The University Careers and Employability Team offer qualified advisors who can work with you to provide tailored, individual support and careers advice during your time at the University. As a member of our alumni we also offer one-to-one support in the first year after completing your course, including access to events, vacancy information and website resources; with access to online vacancies and virtual and website resources for the following two years.

This service can include one-to-one coaching, CV advice and interview preparation to help you maximise your future opportunities.
The service works closely with local, national and international employers, acting as a gateway to the business world.


Working in Partnership

Lincoln International Business School works with students and organisations to enhance the contribution of business to society. For students, that means developing their business skills and knowledge to improve their career readiness.

The University of Lincoln is a member of AACSB, a global nonprofit association connecting educators, students, and businesses to achieve a common goal: to create the next generation of great leaders. Find out more.

Logo of AACSB

Postgraduate Events

Find out more about how postgraduate study can help further your career, develop your knowledge, or even prepare you to start your own business at one of our postgraduate events.

Find out More

Related Courses

Prioritising Face-to-Face Teaching

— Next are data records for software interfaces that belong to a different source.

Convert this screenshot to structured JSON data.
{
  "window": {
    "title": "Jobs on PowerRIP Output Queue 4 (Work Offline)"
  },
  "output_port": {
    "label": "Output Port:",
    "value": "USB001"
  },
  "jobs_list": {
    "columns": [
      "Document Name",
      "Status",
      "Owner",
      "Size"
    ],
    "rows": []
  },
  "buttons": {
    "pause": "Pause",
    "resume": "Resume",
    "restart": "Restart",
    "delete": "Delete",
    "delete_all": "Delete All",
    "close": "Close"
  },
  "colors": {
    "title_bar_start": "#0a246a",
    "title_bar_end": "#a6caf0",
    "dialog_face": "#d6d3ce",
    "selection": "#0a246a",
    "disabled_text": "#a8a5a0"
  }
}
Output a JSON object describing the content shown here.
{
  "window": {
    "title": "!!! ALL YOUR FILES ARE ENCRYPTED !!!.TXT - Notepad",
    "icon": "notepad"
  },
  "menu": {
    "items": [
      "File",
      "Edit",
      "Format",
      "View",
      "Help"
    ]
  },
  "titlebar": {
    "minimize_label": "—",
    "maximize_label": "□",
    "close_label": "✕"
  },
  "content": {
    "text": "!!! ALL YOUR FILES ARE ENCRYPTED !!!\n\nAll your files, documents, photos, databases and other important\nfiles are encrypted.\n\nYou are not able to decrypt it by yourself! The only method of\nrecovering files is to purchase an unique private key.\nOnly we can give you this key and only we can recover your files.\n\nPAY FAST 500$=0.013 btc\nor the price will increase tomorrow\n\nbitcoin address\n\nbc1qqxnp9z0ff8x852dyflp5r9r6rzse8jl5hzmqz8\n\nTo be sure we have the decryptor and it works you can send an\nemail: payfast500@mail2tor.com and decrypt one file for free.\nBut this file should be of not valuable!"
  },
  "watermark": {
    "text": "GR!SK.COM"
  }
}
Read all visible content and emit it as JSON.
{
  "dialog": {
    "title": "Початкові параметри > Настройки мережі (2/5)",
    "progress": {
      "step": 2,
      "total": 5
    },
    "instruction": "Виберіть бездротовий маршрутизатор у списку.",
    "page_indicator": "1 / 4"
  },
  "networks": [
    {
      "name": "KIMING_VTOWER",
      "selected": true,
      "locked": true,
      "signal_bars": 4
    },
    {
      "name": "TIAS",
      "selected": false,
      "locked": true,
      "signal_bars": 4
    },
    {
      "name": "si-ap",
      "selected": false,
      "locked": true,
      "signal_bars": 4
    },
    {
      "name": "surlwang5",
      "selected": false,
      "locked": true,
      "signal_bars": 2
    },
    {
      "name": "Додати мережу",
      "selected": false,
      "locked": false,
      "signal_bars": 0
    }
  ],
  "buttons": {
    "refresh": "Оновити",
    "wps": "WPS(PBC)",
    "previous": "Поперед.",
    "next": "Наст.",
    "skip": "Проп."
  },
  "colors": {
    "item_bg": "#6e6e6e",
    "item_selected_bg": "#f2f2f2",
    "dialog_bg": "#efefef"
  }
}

At Lincoln, we strive to make sure our student experience is engaging, supportive, and academically challenging. That is why, in response to the issues presented by the Covid-19 pandemic, we have been prioritising face-to-face teaching sessions for our new and returning students in areas where they are the most valuable, such as seminars, tutorials, workshops, and lab and practical sessions. Additional online opportunities have been introduced where they support learning and have been shown to be successful and popular with our current students.

Safety remains a key focus. We are fully prepared to adapt our plans if changes in Government guidance makes this necessary, and we will endeavour to keep current and prospective students informed. For more information about how we are working to keep our community safe, please visit our coronavirus web pages.

The University intends to provide its courses as outlined in these pages, although the University may make changes in accordance with the Student Admissions Terms and Conditions.